Hey, I can't help it, I'm sick!
Arnold Zwicky examines the linguistic history
of not knowing your ass from a hole in the ground.
<shot expense="cheap">Paul Krugman take note!
I wanted to like this movie a lot more than I did, because Clint Eastwood, who directed, is pretty much a Cinematic God. It's the story of the men who raised the famous flag on Mount Suribachi on Iwo Jima in 1945. And here are the lessons the movie drives home with all the subtlety of a brick to the noggin:
- War is hell.
- Especially so on Iwo Jima.
- Being a war hero is no picnic either.
- Especially if your government is using you as a bond-sale tool.
- And you know that the flag thing was probably the least dangerous

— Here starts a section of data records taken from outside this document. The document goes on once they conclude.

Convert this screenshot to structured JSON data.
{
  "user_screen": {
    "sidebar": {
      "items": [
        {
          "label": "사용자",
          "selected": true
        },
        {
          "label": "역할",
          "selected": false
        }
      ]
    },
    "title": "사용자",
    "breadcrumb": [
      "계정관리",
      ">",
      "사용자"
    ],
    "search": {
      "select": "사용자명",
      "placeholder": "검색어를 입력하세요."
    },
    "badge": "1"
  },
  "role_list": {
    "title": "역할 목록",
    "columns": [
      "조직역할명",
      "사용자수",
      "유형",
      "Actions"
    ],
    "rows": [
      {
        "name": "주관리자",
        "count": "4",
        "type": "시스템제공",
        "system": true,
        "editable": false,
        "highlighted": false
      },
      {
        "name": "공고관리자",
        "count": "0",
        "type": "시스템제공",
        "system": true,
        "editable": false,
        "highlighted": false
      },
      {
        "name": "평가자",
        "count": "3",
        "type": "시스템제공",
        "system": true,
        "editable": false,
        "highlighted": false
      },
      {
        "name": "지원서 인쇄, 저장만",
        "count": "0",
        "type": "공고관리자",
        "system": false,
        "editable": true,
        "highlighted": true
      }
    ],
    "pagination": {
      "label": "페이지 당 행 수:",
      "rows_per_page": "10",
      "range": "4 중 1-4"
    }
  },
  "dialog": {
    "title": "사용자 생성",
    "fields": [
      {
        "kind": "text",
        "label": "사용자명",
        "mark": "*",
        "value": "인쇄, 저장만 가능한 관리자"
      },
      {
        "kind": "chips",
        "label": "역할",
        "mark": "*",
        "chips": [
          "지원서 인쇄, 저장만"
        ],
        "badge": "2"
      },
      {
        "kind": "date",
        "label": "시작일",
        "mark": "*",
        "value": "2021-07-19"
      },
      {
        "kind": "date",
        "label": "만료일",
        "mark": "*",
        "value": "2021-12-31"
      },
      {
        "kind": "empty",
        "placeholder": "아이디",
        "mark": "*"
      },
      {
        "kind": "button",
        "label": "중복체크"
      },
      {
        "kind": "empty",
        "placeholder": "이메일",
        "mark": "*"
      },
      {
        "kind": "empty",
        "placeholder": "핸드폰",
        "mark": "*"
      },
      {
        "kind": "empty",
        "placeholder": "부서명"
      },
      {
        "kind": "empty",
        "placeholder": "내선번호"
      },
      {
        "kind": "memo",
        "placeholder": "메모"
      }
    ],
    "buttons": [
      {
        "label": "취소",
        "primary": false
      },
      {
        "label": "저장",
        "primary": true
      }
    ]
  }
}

thing you did while you were on that damned flyspeck island.
- And, in any case, when your usefulness is over, everyone forgets you.

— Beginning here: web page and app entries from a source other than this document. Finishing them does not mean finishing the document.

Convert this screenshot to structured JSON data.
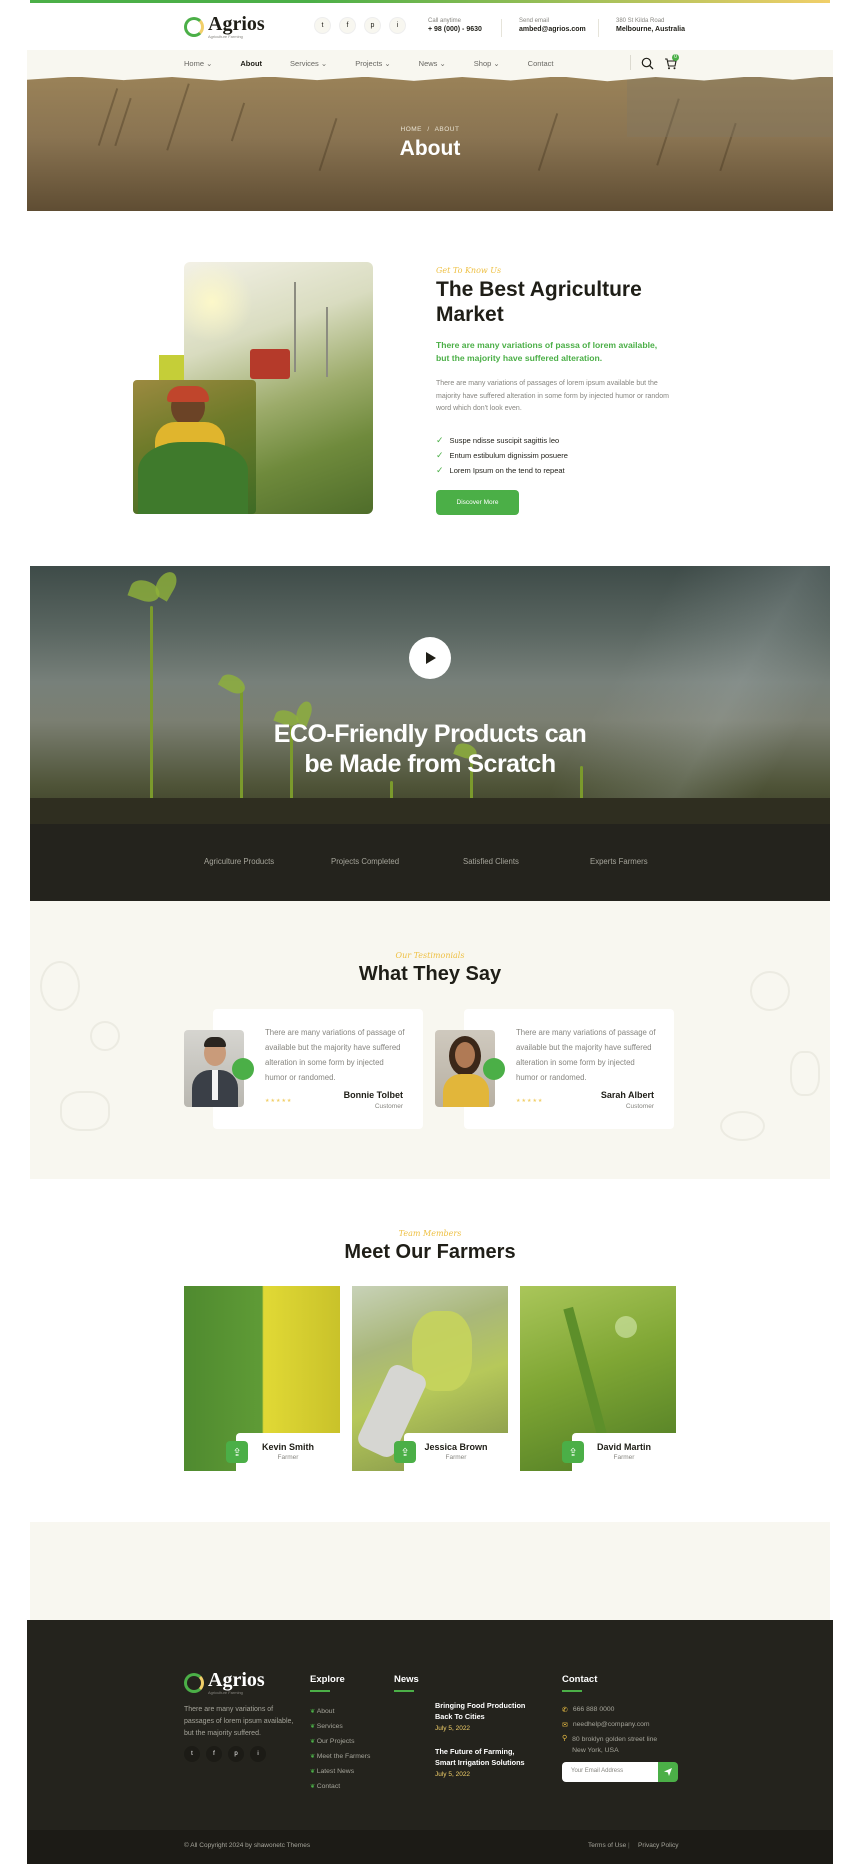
{
  "header": {
    "logo_text": "Agrios",
    "logo_sub": "Agriculture Farming",
    "social": [
      "t",
      "f",
      "p",
      "i"
    ],
    "call_label": "Call anytime",
    "call_value": "+ 98 (000) - 9630",
    "email_label": "Send email",
    "email_value": "ambed@agrios.com",
    "address_label": "380 St Kilda Road",
    "address_value": "Melbourne, Australia",
    "cart_count": "0"
  },
  "nav": {
    "items": [
      {
        "label": "Home ⌄"
      },
      {
        "label": "About"
      },
      {
        "label": "Services ⌄"
      },
      {
        "label": "Projects ⌄"
      },
      {
        "label": "News ⌄"
      },
      {
        "label": "Shop ⌄"
      },
      {
        "label": "Contact"
      }
    ]
  },
  "banner": {
    "breadcrumb_home": "HOME",
    "breadcrumb_sep": "/",
    "breadcrumb_current": "ABOUT",
    "title": "About"
  },
  "about": {
    "tag": "Get To Know Us",
    "title_line1": "The Best Agriculture",
    "title_line2": "Market",
    "highlight": "There are many variations of passa of lorem available, but the majority have suffered alteration.",
    "body": "There are many variations of passages of lorem ipsum available but the majority have suffered alteration in some form by injected humor or random word which don't look even.",
    "checks": [
      "Suspe ndisse suscipit sagittis leo",
      "Entum estibulum dignissim posuere",
      "Lorem Ipsum on the tend to repeat"
    ],
    "button": "Discover More"
  },
  "video": {
    "title_line1": "ECO-Friendly Products can",
    "title_line2": "be Made from Scratch"
  },
  "stats": [
    "Agriculture Products",
    "Projects Completed",
    "Satisfied Clients",
    "Experts Farmers"
  ],
  "testimonials": {
    "tag": "Our Testimonials",
    "title": "What They Say",
    "items": [
      {
        "text": "There are many variations of passage of available but the majority have suffered alteration in some form by injected humor or randomed.",
        "name": "Bonnie Tolbet",
        "role": "Customer"
      },
      {
        "text": "There are many variations of passage of available but the majority have suffered alteration in some form by injected humor or randomed.",
        "name": "Sarah Albert",
        "role": "Customer"
      }
    ]
  },
  "farmers": {
    "tag": "Team Members",
    "title": "Meet Our Farmers",
    "items": [
      {
        "name": "Kevin Smith",
        "role": "Farmer"
      },
      {
        "name": "Jessica Brown",
        "role": "Farmer"
      },
      {
        "name": "David Martin",
        "role": "Farmer"
      }
    ]
  },
  "footer": {
    "about_text": "There are many variations of passages of lorem ipsum available, but the majority suffered.",
    "explore_title": "Explore",
    "explore_links": [
      "About",
      "Services",
      "Our Projects",
      "Meet the Farmers",
      "Latest News",
      "Contact"
    ],
    "news_title": "News",
    "news": [
      {
        "title_line1": "Bringing Food Production",
        "title_line2": "Back To Cities",
        "date": "July 5, 2022"
      },
      {
        "title_line1": "The Future of Farming,",
        "title_line2": "Smart Irrigation Solutions",
        "date": "July 5, 2022"
      }
    ],
    "contact_title": "Contact",
    "phone": "666 888 0000",
    "email": "needhelp@company.com",
    "address_line1": "80 broklyn golden street line",
    "address_line2": "New York, USA",
    "email_placeholder": "Your Email Address",
    "copyright": "© All Copyright 2024 by shawonetc Themes",
    "terms": "Terms of Use",
    "privacy": "Privacy Policy",
    "bottom_sep": "|"
  },
  "colors": {
    "primary_green": "#4baf47",
    "accent_yellow": "#eec044",
    "dark": "#1f1e17",
    "cream": "#f8f7f0"
  }
}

- On the other hand, you get to marry Melanie Lynskey.
One of the flag-raisers, Rene Gagnon, was from Manchester, NH. Janice Brown has an excellent article about Rene at her Cow Hampshire blog.
CNN asked all 435 US House members for a list of their "earmark" requests for the upcoming FY2008 budget. The dismal results:
Staffers for only 31 of the 435 members of the House contacted by CNN between Wednesday and Friday of last week supplied a list of their earmark requests for fiscal year 2008, which begins on October 1, or pointed callers to Web sites where those earmark requests were posted.CNN has an easy form with pulldowns so you can find out how your Congresscritter reacted to CNN's query. For example, I can tell you that both New Hampshire's newly-elected House members, Carol Shea-Porter and Paul Hodes, stonewalled on CNN's query, failing to provide a response. Tsk! On the job barely six months, already arrogant and secretive!
Of the remainder, 68 declined to provide CNN with a list, and 329 either didn't respond to requests or said they would get back to us, and didn't.